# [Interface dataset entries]
-=-=-=-=-

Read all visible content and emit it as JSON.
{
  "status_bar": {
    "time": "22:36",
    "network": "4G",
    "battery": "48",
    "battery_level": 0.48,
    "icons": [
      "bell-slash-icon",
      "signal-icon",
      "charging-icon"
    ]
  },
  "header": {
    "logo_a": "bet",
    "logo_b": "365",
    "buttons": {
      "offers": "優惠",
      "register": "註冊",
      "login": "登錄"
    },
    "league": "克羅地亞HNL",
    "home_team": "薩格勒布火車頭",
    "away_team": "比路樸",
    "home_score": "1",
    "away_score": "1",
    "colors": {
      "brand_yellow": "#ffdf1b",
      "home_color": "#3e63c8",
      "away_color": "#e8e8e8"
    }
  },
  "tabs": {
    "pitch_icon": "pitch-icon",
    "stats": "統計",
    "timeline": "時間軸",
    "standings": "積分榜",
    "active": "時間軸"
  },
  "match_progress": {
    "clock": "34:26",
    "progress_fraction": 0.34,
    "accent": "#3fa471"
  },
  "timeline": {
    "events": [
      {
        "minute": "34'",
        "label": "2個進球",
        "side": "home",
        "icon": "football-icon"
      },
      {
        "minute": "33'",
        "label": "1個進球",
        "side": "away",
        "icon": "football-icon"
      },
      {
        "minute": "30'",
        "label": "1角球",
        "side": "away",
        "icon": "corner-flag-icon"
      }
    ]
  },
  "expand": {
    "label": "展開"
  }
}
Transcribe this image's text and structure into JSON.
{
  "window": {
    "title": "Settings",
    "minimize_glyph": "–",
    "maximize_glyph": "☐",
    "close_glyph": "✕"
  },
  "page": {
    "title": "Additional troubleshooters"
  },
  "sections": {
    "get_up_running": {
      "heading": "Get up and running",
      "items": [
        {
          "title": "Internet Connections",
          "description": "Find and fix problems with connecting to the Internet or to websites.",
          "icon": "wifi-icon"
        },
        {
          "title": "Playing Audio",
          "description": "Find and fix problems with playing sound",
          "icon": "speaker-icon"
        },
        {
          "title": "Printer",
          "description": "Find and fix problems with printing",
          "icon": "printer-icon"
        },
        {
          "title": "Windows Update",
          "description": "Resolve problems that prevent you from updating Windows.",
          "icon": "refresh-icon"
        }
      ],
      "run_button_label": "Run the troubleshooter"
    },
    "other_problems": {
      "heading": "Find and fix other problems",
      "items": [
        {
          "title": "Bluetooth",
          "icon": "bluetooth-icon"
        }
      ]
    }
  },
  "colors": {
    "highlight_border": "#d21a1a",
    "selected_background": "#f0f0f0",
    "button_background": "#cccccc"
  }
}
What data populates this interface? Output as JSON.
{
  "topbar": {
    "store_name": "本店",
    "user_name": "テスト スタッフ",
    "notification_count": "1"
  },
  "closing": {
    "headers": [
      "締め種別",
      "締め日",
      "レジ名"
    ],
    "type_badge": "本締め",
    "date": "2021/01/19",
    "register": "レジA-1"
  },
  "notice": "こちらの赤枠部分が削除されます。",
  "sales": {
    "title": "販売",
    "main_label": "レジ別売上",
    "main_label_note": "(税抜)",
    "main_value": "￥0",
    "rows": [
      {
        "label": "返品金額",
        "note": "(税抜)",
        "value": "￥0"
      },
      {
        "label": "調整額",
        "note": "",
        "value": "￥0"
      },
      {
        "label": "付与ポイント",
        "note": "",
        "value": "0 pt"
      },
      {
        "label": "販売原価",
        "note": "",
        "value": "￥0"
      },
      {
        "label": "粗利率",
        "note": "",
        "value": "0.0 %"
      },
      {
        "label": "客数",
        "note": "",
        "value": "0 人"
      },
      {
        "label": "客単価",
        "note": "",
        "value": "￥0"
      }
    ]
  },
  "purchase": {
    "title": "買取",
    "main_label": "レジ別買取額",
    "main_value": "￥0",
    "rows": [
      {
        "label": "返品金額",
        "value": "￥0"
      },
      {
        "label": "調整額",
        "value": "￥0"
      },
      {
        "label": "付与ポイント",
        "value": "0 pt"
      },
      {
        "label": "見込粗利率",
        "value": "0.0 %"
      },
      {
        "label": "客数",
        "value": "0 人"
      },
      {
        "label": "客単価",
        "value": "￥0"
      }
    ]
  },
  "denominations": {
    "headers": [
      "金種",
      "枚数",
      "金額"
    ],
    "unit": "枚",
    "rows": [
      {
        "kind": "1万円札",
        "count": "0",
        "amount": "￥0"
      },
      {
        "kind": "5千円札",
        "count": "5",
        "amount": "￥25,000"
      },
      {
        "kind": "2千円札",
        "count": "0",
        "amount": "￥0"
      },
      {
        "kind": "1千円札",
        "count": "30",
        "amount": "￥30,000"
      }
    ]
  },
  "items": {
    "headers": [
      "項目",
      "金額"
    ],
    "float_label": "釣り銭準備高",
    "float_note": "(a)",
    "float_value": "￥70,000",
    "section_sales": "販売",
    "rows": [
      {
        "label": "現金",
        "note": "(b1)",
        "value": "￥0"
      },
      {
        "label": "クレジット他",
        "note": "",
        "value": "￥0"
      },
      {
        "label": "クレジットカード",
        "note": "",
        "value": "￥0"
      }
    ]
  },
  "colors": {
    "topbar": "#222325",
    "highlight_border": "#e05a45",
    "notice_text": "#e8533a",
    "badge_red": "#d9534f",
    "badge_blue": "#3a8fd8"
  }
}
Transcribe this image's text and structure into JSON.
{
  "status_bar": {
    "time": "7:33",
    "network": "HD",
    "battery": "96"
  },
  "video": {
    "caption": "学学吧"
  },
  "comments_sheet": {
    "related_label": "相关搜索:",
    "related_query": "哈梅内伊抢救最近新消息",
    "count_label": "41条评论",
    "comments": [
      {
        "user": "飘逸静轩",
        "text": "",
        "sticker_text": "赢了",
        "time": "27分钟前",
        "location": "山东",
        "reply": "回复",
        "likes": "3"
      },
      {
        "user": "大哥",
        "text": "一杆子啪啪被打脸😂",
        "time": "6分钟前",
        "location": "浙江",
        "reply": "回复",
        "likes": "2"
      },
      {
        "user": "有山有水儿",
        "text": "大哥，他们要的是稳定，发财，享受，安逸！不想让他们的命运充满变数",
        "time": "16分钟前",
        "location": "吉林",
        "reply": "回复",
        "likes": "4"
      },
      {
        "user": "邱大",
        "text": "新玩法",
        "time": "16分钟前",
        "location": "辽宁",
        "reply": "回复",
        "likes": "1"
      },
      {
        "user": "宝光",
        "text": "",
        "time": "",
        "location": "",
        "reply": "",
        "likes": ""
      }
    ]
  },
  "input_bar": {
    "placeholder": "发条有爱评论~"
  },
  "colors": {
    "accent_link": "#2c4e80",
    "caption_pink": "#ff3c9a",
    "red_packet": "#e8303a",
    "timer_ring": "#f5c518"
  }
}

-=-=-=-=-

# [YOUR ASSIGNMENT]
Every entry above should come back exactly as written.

# [ANSWER BOX]
Read all visible content and emit it as JSON.
{
  "status_bar": {
    "time": "22:36",
    "network": "4G",
    "battery": "48",
    "battery_level": 0.48,
    "icons": [
      "bell-slash-icon",
      "signal-icon",
      "charging-icon"
    ]
  },
  "header": {
    "logo_a": "bet",
    "logo_b": "365",
    "buttons": {
      "offers": "優惠",
      "register": "註冊",
      "login": "登錄"
    },
    "league": "克羅地亞HNL",
    "home_team": "薩格勒布火車頭",
    "away_team": "比路樸",
    "home_score": "1",
    "away_score": "1",
    "colors": {
      "brand_yellow": "#ffdf1b",
      "home_color": "#3e63c8",
      "away_color": "#e8e8e8"
    }
  },
  "tabs": {
    "pitch_icon": "pitch-icon",
    "stats": "統計",
    "timeline": "時間軸",
    "standings": "積分榜",
    "active": "時間軸"
  },
  "match_progress": {
    "clock": "34:26",
    "progress_fraction": 0.34,
    "accent": "#3fa471"
  },
  "timeline": {
    "events": [
      {
        "minute": "34'",
        "label": "2個進球",
        "side": "home",
        "icon": "football-icon"
      },
      {
        "minute": "33'",
        "label": "1個進球",
        "side": "away",
        "icon": "football-icon"
      },
      {
        "minute": "30'",
        "label": "1角球",
        "side": "away",
        "icon": "corner-flag-icon"
      }
    ]
  },
  "expand": {
    "label": "展開"
  }
}
Transcribe this image's text and structure into JSON.
{
  "window": {
    "title": "Settings",
    "minimize_glyph": "–",
    "maximize_glyph": "☐",
    "close_glyph": "✕"
  },
  "page": {
    "title": "Additional troubleshooters"
  },
  "sections": {
    "get_up_running": {
      "heading": "Get up and running",
      "items": [
        {
          "title": "Internet Connections",
          "description": "Find and fix problems with connecting to the Internet or to websites.",
          "icon": "wifi-icon"
        },
        {
          "title": "Playing Audio",
          "description": "Find and fix problems with playing sound",
          "icon": "speaker-icon"
        },
        {
          "title": "Printer",
          "description": "Find and fix problems with printing",
          "icon": "printer-icon"
        },
        {
          "title": "Windows Update",
          "description": "Resolve problems that prevent you from updating Windows.",
          "icon": "refresh-icon"
        }
      ],
      "run_button_label": "Run the troubleshooter"
    },
    "other_problems": {
      "heading": "Find and fix other problems",
      "items": [
        {
          "title": "Bluetooth",
          "icon": "bluetooth-icon"
        }
      ]
    }
  },
  "colors": {
    "highlight_border": "#d21a1a",
    "selected_background": "#f0f0f0",
    "button_background": "#cccccc"
  }
}
What data populates this interface? Output as JSON.
{
  "topbar": {
    "store_name": "本店",
    "user_name": "テスト スタッフ",
    "notification_count": "1"
  },
  "closing": {
    "headers": [
      "締め種別",
      "締め日",
      "レジ名"
    ],
    "type_badge": "本締め",
    "date": "2021/01/19",
    "register": "レジA-1"
  },
  "notice": "こちらの赤枠部分が削除されます。",
  "sales": {
    "title": "販売",
    "main_label": "レジ別売上",
    "main_label_note": "(税抜)",
    "main_value": "￥0",
    "rows": [
      {
        "label": "返品金額",
        "note": "(税抜)",
        "value": "￥0"
      },
      {
        "label": "調整額",
        "note": "",
        "value": "￥0"
      },
      {
        "label": "付与ポイント",
        "note": "",
        "value": "0 pt"
      },
      {
        "label": "販売原価",
        "note": "",
        "value": "￥0"
      },
      {
        "label": "粗利率",
        "note": "",
        "value": "0.0 %"
      },
      {
        "label": "客数",
        "note": "",
        "value": "0 人"
      },
      {
        "label": "客単価",
        "note": "",
        "value": "￥0"
      }
    ]
  },
  "purchase": {
    "title": "買取",
    "main_label": "レジ別買取額",
    "main_value": "￥0",
    "rows": [
      {
        "label": "返品金額",
        "value": "￥0"
      },
      {
        "label": "調整額",
        "value": "￥0"
      },
      {
        "label": "付与ポイント",
        "value": "0 pt"
      },
      {
        "label": "見込粗利率",
        "value": "0.0 %"
      },
      {
        "label": "客数",
        "value": "0 人"
      },
      {
        "label": "客単価",
        "value": "￥0"
      }
    ]
  },
  "denominations": {
    "headers": [
      "金種",
      "枚数",
      "金額"
    ],
    "unit": "枚",
    "rows": [
      {
        "kind": "1万円札",
        "count": "0",
        "amount": "￥0"
      },
      {
        "kind": "5千円札",
        "count": "5",
        "amount": "￥25,000"
      },
      {
        "kind": "2千円札",
        "count": "0",
        "amount": "￥0"
      },
      {
        "kind": "1千円札",
        "count": "30",
        "amount": "￥30,000"
      }
    ]
  },
  "items": {
    "headers": [
      "項目",
      "金額"
    ],
    "float_label": "釣り銭準備高",
    "float_note": "(a)",
    "float_value": "￥70,000",
    "section_sales": "販売",
    "rows": [
      {
        "label": "現金",
        "note": "(b1)",
        "value": "￥0"
      },
      {
        "label": "クレジット他",
        "note": "",
        "value": "￥0"
      },
      {
        "label": "クレジットカード",
        "note": "",
        "value": "￥0"
      }
    ]
  },
  "colors": {
    "topbar": "#222325",
    "highlight_border": "#e05a45",
    "notice_text": "#e8533a",
    "badge_red": "#d9534f",
    "badge_blue": "#3a8fd8"
  }
}
Transcribe this image's text and structure into JSON.
{
  "status_bar": {
    "time": "7:33",
    "network": "HD",
    "battery": "96"
  },
  "video": {
    "caption": "学学吧"
  },
  "comments_sheet": {
    "related_label": "相关搜索:",
    "related_query": "哈梅内伊抢救最近新消息",
    "count_label": "41条评论",
    "comments": [
      {
        "user": "飘逸静轩",
        "text": "",
        "sticker_text": "赢了",
        "time": "27分钟前",
        "location": "山东",
        "reply": "回复",
        "likes": "3"
      },
      {
        "user": "大哥",
        "text": "一杆子啪啪被打脸😂",
        "time": "6分钟前",
        "location": "浙江",
        "reply": "回复",
        "likes": "2"
      },
      {
        "user": "有山有水儿",
        "text": "大哥，他们要的是稳定，发财，享受，安逸！不想让他们的命运充满变数",
        "time": "16分钟前",
        "location": "吉林",
        "reply": "回复",
        "likes": "4"
      },
      {
        "user": "邱大",
        "text": "新玩法",
        "time": "16分钟前",
        "location": "辽宁",
        "reply": "回复",
        "likes": "1"
      },
      {
        "user": "宝光",
        "text": "",
        "time": "",
        "location": "",
        "reply": "",
        "likes": ""
      }
    ]
  },
  "input_bar": {
    "placeholder": "发条有爱评论~"
  },
  "colors": {
    "accent_link": "#2c4e80",
    "caption_pink": "#ff3c9a",
    "red_packet": "#e8303a",
    "timer_ring": "#f5c518"
  }
}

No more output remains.